::: DATA TO USE :::
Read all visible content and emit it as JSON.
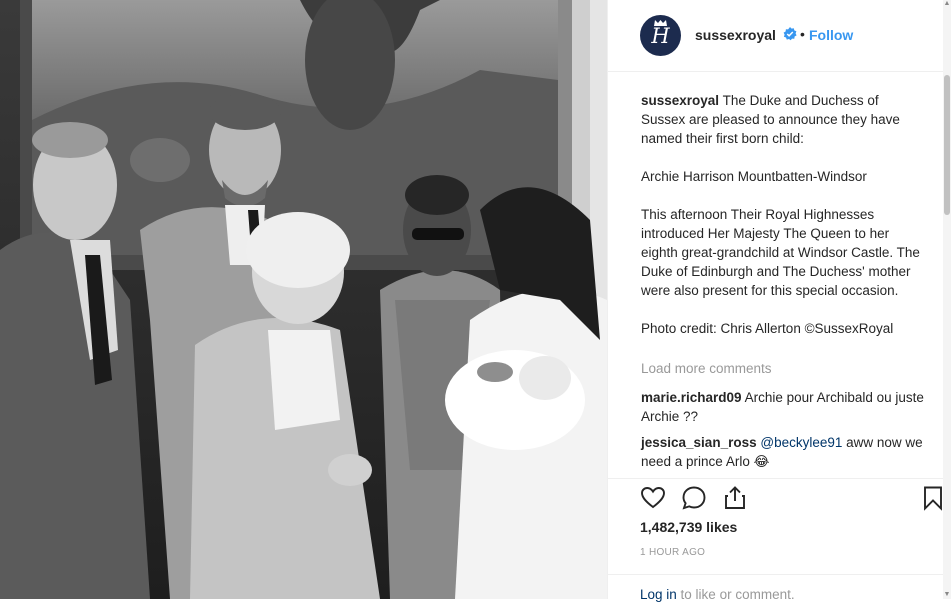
{
  "post": {
    "username": "sussexroyal",
    "avatar_letter": "H",
    "follow_separator": "•",
    "follow_label": "Follow",
    "caption_user": "sussexroyal",
    "caption_text": " The Duke and Duchess of Sussex are pleased to announce they have named their first born child:\n\nArchie Harrison Mountbatten-Windsor\n\nThis afternoon Their Royal Highnesses introduced Her Majesty The Queen to her eighth great-grandchild at Windsor Castle. The Duke of Edinburgh and The Duchess' mother were also present for this special occasion.\n\nPhoto credit: Chris Allerton ©SussexRoyal",
    "load_more_label": "Load more comments",
    "comments": [
      {
        "user": "marie.richard09",
        "text": " Archie pour Archibald ou juste Archie ??",
        "mention": ""
      },
      {
        "user": "jessica_sian_ross",
        "mention": "@beckylee91",
        "text": " aww now we need a prince Arlo 😂"
      }
    ],
    "likes": "1,482,739 likes",
    "time": "1 HOUR AGO",
    "login_link": "Log in",
    "login_rest": " to like or comment."
  },
  "colors": {
    "accent": "#3897f0",
    "verified": "#3897f0",
    "avatar_bg": "#1c2b4e",
    "secondary_text": "#999999"
  },
  "icons": {
    "verified": "verified-badge-icon",
    "like": "heart-outline-icon",
    "comment": "speech-bubble-icon",
    "share": "share-upload-icon",
    "save": "bookmark-icon"
  }
}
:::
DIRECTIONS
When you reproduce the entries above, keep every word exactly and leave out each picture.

TASK RESPONSE
Read all visible content and emit it as JSON.
{
  "post": {
    "username": "sussexroyal",
    "avatar_letter": "H",
    "follow_separator": "•",
    "follow_label": "Follow",
    "caption_user": "sussexroyal",
    "caption_text": " The Duke and Duchess of Sussex are pleased to announce they have named their first born child:\n\nArchie Harrison Mountbatten-Windsor\n\nThis afternoon Their Royal Highnesses introduced Her Majesty The Queen to her eighth great-grandchild at Windsor Castle. The Duke of Edinburgh and The Duchess' mother were also present for this special occasion.\n\nPhoto credit: Chris Allerton ©SussexRoyal",
    "load_more_label": "Load more comments",
    "comments": [
      {
        "user": "marie.richard09",
        "text": " Archie pour Archibald ou juste Archie ??",
        "mention": ""
      },
      {
        "user": "jessica_sian_ross",
        "mention": "@beckylee91",
        "text": " aww now we need a prince Arlo 😂"
      }
    ],
    "likes": "1,482,739 likes",
    "time": "1 HOUR AGO",
    "login_link": "Log in",
    "login_rest": " to like or comment."
  },
  "colors": {
    "accent": "#3897f0",
    "verified": "#3897f0",
    "avatar_bg": "#1c2b4e",
    "secondary_text": "#999999"
  },
  "icons": {
    "verified": "verified-badge-icon",
    "like": "heart-outline-icon",
    "comment": "speech-bubble-icon",
    "share": "share-upload-icon",
    "save": "bookmark-icon"
  }
}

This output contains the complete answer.